As a bonus, I have really been enjoying this goal.  Who knew?

What is a reasonable time to competence?

3414141911_b3dc51b252Without a doubt acquiring a new skill is hard.  It takes time, practice and a willingness to fail.  I do not want to suggest that you should only attempt those things that you already know or do well.  That is just silly.

You should challenge yourself every day to try new things and learn new skills, just remember that some skills might not be within reach for you.    You might gain a basic level of competence after a lot of hard work but for some things you will never be outstanding.

This is a universal truth [always remember you are unique, just like everyone else].

So what happens when you are not gaining a job critical competency?  When you find yourself unable to get to an appropriate level of competence in a reasonable amount of time (as evidenced by lackluster performance feedback)  you should probably take a step back and regroup moment.

I’d like to say again, that if you do not have a good job fit you will not be top Talent.

Putting it another way, when you have a bad job fit you are probably getting labeled as a “poor performer”.  If you find yourself in a second performance discussion where the topic is does not meet expectations* I think it’s time to take a serious look at the question of job fit.

Instead of going down the mental path of inadequacy and low self esteem, take a moment and find your strengths (you can get help doing this for approx $14, well worth the investment) and then have a hard look at your job.  Is the job you are doing playing to your strengths (I’m going to take a wild guess that there might be a mismatch)?

Now comes the brave part.

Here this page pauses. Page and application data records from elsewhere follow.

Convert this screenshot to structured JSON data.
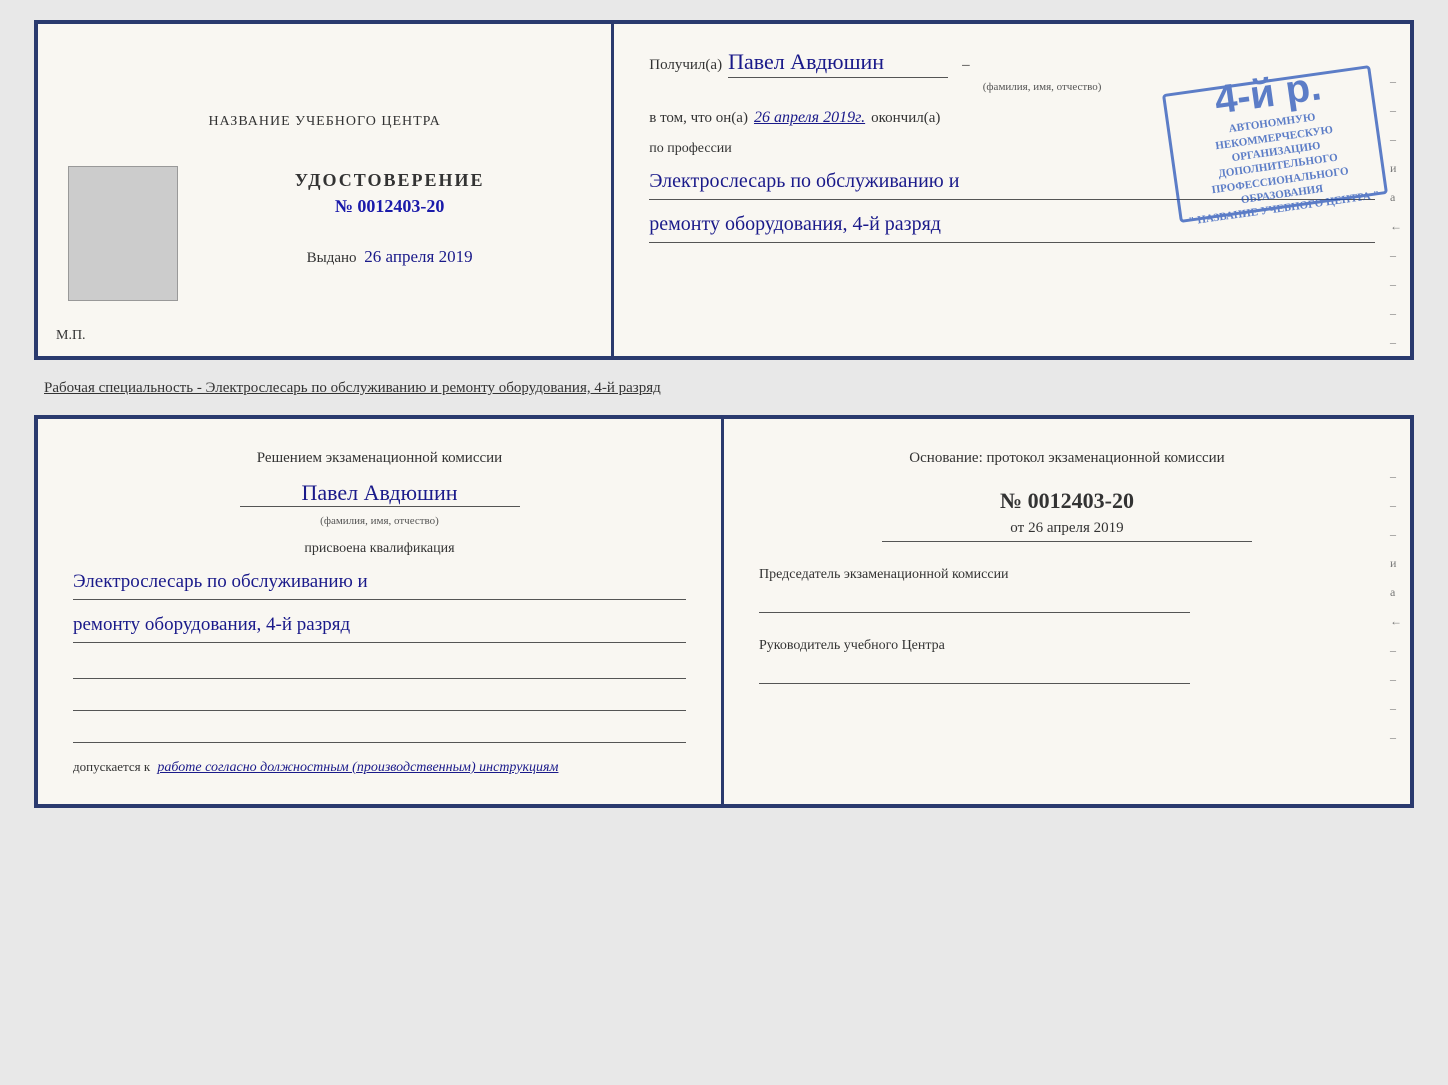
{
  "top_cert": {
    "left": {
      "school_name": "НАЗВАНИЕ УЧЕБНОГО ЦЕНТРА",
      "cert_title": "УДОСТОВЕРЕНИЕ",
      "cert_number": "№ 0012403-20",
      "issued_label": "Выдано",
      "issued_date": "26 апреля 2019",
      "mp_label": "М.П."
    },
    "right": {
      "recipient_prefix": "Получил(а)",
      "recipient_name": "Павел Авдюшин",
      "recipient_subtitle": "(фамилия, имя, отчество)",
      "in_that_prefix": "в том, что он(а)",
      "in_that_date": "26 апреля 2019г.",
      "in_that_finished": "окончил(а)",
      "stamp_big": "4-й р.",
      "stamp_line1": "АВТОНОМНУЮ НЕКОММЕРЧЕСКУЮ ОРГАНИЗАЦИЮ",
      "stamp_line2": "ДОПОЛНИТЕЛЬНОГО ПРОФЕССИОНАЛЬНОГО ОБРАЗОВАНИЯ",
      "stamp_line3": "\" НАЗВАНИЕ УЧЕБНОГО ЦЕНТРА \"",
      "profession_prefix": "по профессии",
      "profession_line1": "Электрослесарь по обслуживанию и",
      "profession_line2": "ремонту оборудования, 4-й разряд"
    }
  },
  "middle_text": "Рабочая специальность - Электрослесарь по обслуживанию и ремонту оборудования, 4-й разряд",
  "bottom_cert": {
    "left": {
      "title": "Решением экзаменационной комиссии",
      "name": "Павел Авдюшин",
      "name_subtitle": "(фамилия, имя, отчество)",
      "assigned_label": "присвоена квалификация",
      "profession_line1": "Электрослесарь по обслуживанию и",
      "profession_line2": "ремонту оборудования, 4-й разряд",
      "allowed_label": "допускается к",
      "allowed_text": "работе согласно должностным (производственным) инструкциям"
    },
    "right": {
      "basis_prefix": "Основание: протокол экзаменационной комиссии",
      "basis_number": "№ 0012403-20",
      "basis_date_prefix": "от",
      "basis_date": "26 апреля 2019",
      "chairman_label": "Председатель экзаменационной комиссии",
      "director_label": "Руководитель учебного Центра"
    }
  },
  "side_marks": {
    "mark1": "–",
    "mark2": "–",
    "mark3": "–",
    "mark4": "и",
    "mark5": "а",
    "mark6": "←",
    "mark7": "–",
    "mark8": "–",
    "mark9": "–",
    "mark10": "–"
  }
}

Instead of just having yet another discussion with your boss about your lack of competence, do the adult thing and work with her to see if there is a better way to define your job to play to your strengths.

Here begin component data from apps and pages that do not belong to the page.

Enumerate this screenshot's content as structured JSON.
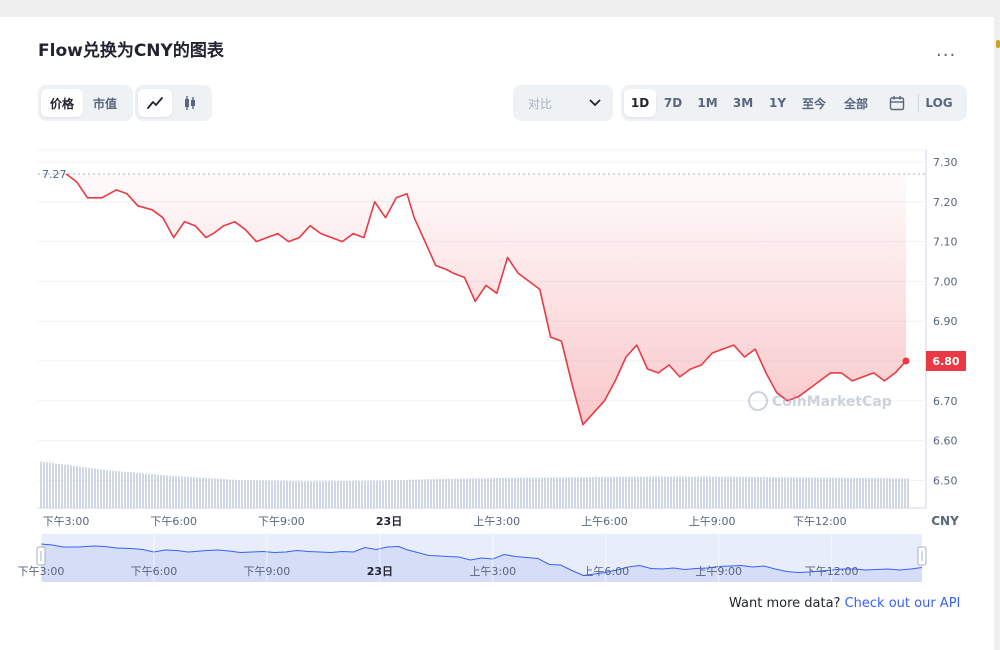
{
  "title": "Flow兑换为CNY的图表",
  "more_label": "...",
  "metric_tabs": [
    "价格",
    "市值"
  ],
  "compare": {
    "label": "对比"
  },
  "range_tabs": [
    "1D",
    "7D",
    "1M",
    "3M",
    "1Y",
    "至今",
    "全部"
  ],
  "log_label": "LOG",
  "watermark": "CoinMarketCap",
  "footer": {
    "text": "Want more data?",
    "link": "Check out our API"
  },
  "colors": {
    "line": "#ea3943",
    "accent": "#3861fb",
    "volume": "#cfd6e4"
  },
  "icons": [
    "line-chart-icon",
    "candlestick-icon",
    "chevron-down-icon",
    "calendar-icon",
    "more-icon",
    "coinmarketcap-logo-icon"
  ],
  "chart_data": {
    "type": "line",
    "currency": "CNY",
    "open_price_label": "7.27",
    "current_price_label": "6.80",
    "ylim": [
      6.45,
      7.32
    ],
    "y_ticks": [
      "7.30",
      "7.20",
      "7.10",
      "7.00",
      "6.90",
      "6.80",
      "6.70",
      "6.60",
      "6.50"
    ],
    "x_tick_labels": [
      "下午3:00",
      "下午6:00",
      "下午9:00",
      "23日",
      "上午3:00",
      "上午6:00",
      "上午9:00",
      "下午12:00"
    ],
    "nav_tick_labels": [
      "下午3:00",
      "下午6:00",
      "下午9:00",
      "23日",
      "上午3:00",
      "上午6:00",
      "上午9:00",
      "下午12:00"
    ],
    "x_hours": [
      0,
      3,
      6,
      9,
      12,
      15,
      18,
      21
    ],
    "series": [
      {
        "t": [
          0,
          0.3,
          0.6,
          1.0,
          1.4,
          1.7,
          2.0,
          2.4,
          2.7,
          3.0,
          3.3,
          3.6,
          3.9,
          4.1,
          4.4,
          4.7,
          5.0,
          5.3,
          5.6,
          5.9,
          6.2,
          6.5,
          6.8,
          7.1,
          7.4,
          7.7,
          8.0,
          8.3,
          8.6,
          8.9,
          9.2,
          9.5,
          9.7,
          10.0,
          10.3,
          10.6,
          10.8,
          11.1,
          11.4,
          11.7,
          12.0,
          12.3,
          12.6,
          12.9,
          13.2,
          13.5,
          13.8,
          14.1,
          14.4,
          14.7,
          15.0,
          15.3,
          15.6,
          15.9,
          16.2,
          16.5,
          16.8,
          17.1,
          17.4,
          17.7,
          18.0,
          18.3,
          18.6,
          18.9,
          19.2,
          19.5,
          19.8,
          20.1,
          20.4,
          20.7,
          21.0,
          21.3,
          21.6,
          21.9,
          22.2,
          22.5,
          22.8,
          23.1,
          23.4
        ],
        "values": [
          7.27,
          7.25,
          7.21,
          7.21,
          7.23,
          7.22,
          7.19,
          7.18,
          7.16,
          7.11,
          7.15,
          7.14,
          7.11,
          7.12,
          7.14,
          7.15,
          7.13,
          7.1,
          7.11,
          7.12,
          7.1,
          7.11,
          7.14,
          7.12,
          7.11,
          7.1,
          7.12,
          7.11,
          7.2,
          7.16,
          7.21,
          7.22,
          7.16,
          7.1,
          7.04,
          7.03,
          7.02,
          7.01,
          6.95,
          6.99,
          6.97,
          7.06,
          7.02,
          7.0,
          6.98,
          6.86,
          6.85,
          6.74,
          6.64,
          6.67,
          6.7,
          6.75,
          6.81,
          6.84,
          6.78,
          6.77,
          6.79,
          6.76,
          6.78,
          6.79,
          6.82,
          6.83,
          6.84,
          6.81,
          6.83,
          6.77,
          6.72,
          6.7,
          6.71,
          6.73,
          6.75,
          6.77,
          6.77,
          6.75,
          6.76,
          6.77,
          6.75,
          6.77,
          6.8
        ]
      }
    ],
    "volume_levels": [
      0.8,
      0.65,
      0.55,
      0.48,
      0.46,
      0.47,
      0.5,
      0.52,
      0.53,
      0.54,
      0.54,
      0.53,
      0.52,
      0.51
    ]
  }
}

If this is not possible, you probably need to start thinking about getting a different role somewhere else.

If you don’t take action, you are probably going to live forever in the bottom left box of the Talent 9-box, and I promise you that is not the zip code in which you want to reside.


*Also be on the look out for does not meet feedback hidden under a meets expectations rating, this happens more than I care to acknowledge.

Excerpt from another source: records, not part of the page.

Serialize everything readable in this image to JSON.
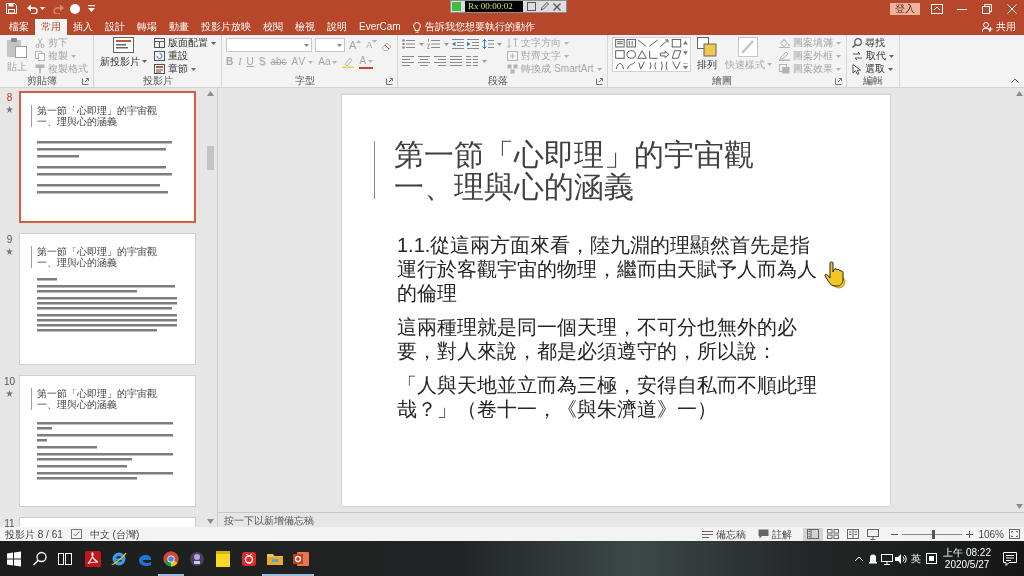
{
  "title_bar": {
    "recorder_reading": "Rx 00:00:02",
    "sign_in": "登入"
  },
  "tabs": [
    {
      "label": "檔案",
      "selected": false
    },
    {
      "label": "常用",
      "selected": true
    },
    {
      "label": "插入",
      "selected": false
    },
    {
      "label": "設計",
      "selected": false
    },
    {
      "label": "轉場",
      "selected": false
    },
    {
      "label": "動畫",
      "selected": false
    },
    {
      "label": "投影片放映",
      "selected": false
    },
    {
      "label": "校閱",
      "selected": false
    },
    {
      "label": "檢視",
      "selected": false
    },
    {
      "label": "說明",
      "selected": false
    },
    {
      "label": "EverCam",
      "selected": false
    }
  ],
  "tell_me": "告訴我您想要執行的動作",
  "share": "共用",
  "ribbon": {
    "clipboard": {
      "label": "剪貼簿",
      "paste": {
        "label": "貼上",
        "disabled": true
      },
      "items": [
        {
          "label": "剪下",
          "disabled": true
        },
        {
          "label": "複製",
          "disabled": true
        },
        {
          "label": "複製格式",
          "disabled": true
        }
      ]
    },
    "slides": {
      "label": "投影片",
      "new_slide": "新投影片",
      "items": [
        "版面配置",
        "重設",
        "章節"
      ]
    },
    "font": {
      "label": "字型",
      "size_buttons": [
        {
          "label": "A",
          "disabled": true
        },
        {
          "label": "A",
          "disabled": true
        }
      ],
      "format_buttons": [
        {
          "label": "B",
          "disabled": true
        },
        {
          "label": "I",
          "disabled": true
        },
        {
          "label": "U",
          "disabled": true
        },
        {
          "label": "S",
          "disabled": true
        },
        {
          "label": "abc",
          "disabled": true
        },
        {
          "label": "AV",
          "disabled": true
        },
        {
          "label": "Aa",
          "disabled": true
        },
        {
          "label": "A",
          "disabled": true
        }
      ]
    },
    "paragraph": {
      "label": "段落",
      "items": [
        {
          "label": "文字方向",
          "disabled": true
        },
        {
          "label": "對齊文字",
          "disabled": true
        },
        {
          "label": "轉換成 SmartArt",
          "disabled": true
        }
      ]
    },
    "drawing": {
      "label": "繪圖",
      "arrange": "排列",
      "quick_styles": {
        "label": "快速樣式",
        "disabled": true
      },
      "items": [
        {
          "label": "圖案填滿",
          "disabled": true
        },
        {
          "label": "圖案外框",
          "disabled": true
        },
        {
          "label": "圖案效果",
          "disabled": true
        }
      ]
    },
    "editing": {
      "label": "編輯",
      "items": [
        "尋找",
        "取代",
        "選取"
      ]
    }
  },
  "thumbnails": [
    {
      "number": "8",
      "selected": true,
      "title": "第一節「心即理」的宇宙觀一、理與心的涵義"
    },
    {
      "number": "9",
      "selected": false,
      "title": "第一節「心即理」的宇宙觀一、理與心的涵義"
    },
    {
      "number": "10",
      "selected": false,
      "title": "第一節「心即理」的宇宙觀一、理與心的涵義"
    },
    {
      "number": "11",
      "selected": false
    }
  ],
  "slide": {
    "title": "第一節「心即理」的宇宙觀一、理與心的涵義",
    "paragraphs": [
      "1.1.從這兩方面來看，陸九淵的理顯然首先是指運行於客觀宇宙的物理，繼而由天賦予人而為人的倫理",
      "這兩種理就是同一個天理，不可分也無外的必要，對人來說，都是必須遵守的，所以說：",
      "「人與天地並立而為三極，安得自私而不順此理哉？」（卷十一，《與朱濟道》一）"
    ]
  },
  "notes": {
    "placeholder": "按一下以新增備忘稿"
  },
  "status_bar": {
    "slide_info": "投影片 8 / 61",
    "language": "中文 (台灣)",
    "notes_button": "備忘稿",
    "comments_button": "註解",
    "views": [
      {
        "selected": true
      },
      {
        "selected": false
      },
      {
        "selected": false
      },
      {
        "selected": false
      }
    ],
    "zoom": {
      "level": 0.52,
      "reading": "106%"
    }
  },
  "taskbar": {
    "apps": [
      {
        "running": false
      },
      {
        "running": false
      },
      {
        "running": false
      },
      {
        "running": true
      },
      {
        "running": false
      },
      {
        "running": false
      },
      {
        "running": false
      },
      {
        "running": true
      },
      {
        "running": true
      }
    ],
    "ime": "英",
    "time": "上午 08:22",
    "date": "2020/5/27"
  }
}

Asking for help


These last two weeks I’ve been asking for a lot of help.  I thought it might be a good idea to give some tips on the subject, for those of you who might find the process troubling or intimidating.

Here are a few tips I’ve learned that can increase the probability of getting the help you need to succeed.

  1. Getting help is a bit of a numbers game.  Be willing to ask for help early and often.  Recognize that people do not often say “no” they just fail to come through.   This is part of the process and is nothing to be discouraged about.  It is also nothing to hold against people.  Best to assume that they would help you if they could and that their lack of help reflects upon the fact that you might have asked the wrong thing to the wrong person.
  2. Target your requests.  Do not ask a large group as your only strategy.  This *might* work but it probably won’t.  Better to split up what you need and distribute it out as specific requests to one or two people at a time.  Make the request specific and direct to an individual and they are much more likely to know what you need from them and are often more able to help you.
  3. It works the best when you ask people to do something they are good at.  This will mean it doesn’t require a lot from them, and it gives you a large benefit.  This is another example of leveraging strengths.
  4. Be thankful.  When you get help remember to let people know you are grateful and that they made a difference in your life.
  5. Be helpful yourself. Giving back helping others with things that you know and are good at, is the best way to have people wanting to help you when you need it most.

The interesting thing about helping others is that it reflects well upon you and it makes you feel good.  On the other hand, getting help from others also feels really great.

So for everyone who has helped me get this TED application completed (and you know who you are) I am so very grateful. Please do allow me to return the favor when you need access to one of my strengths, it’s the least I can do.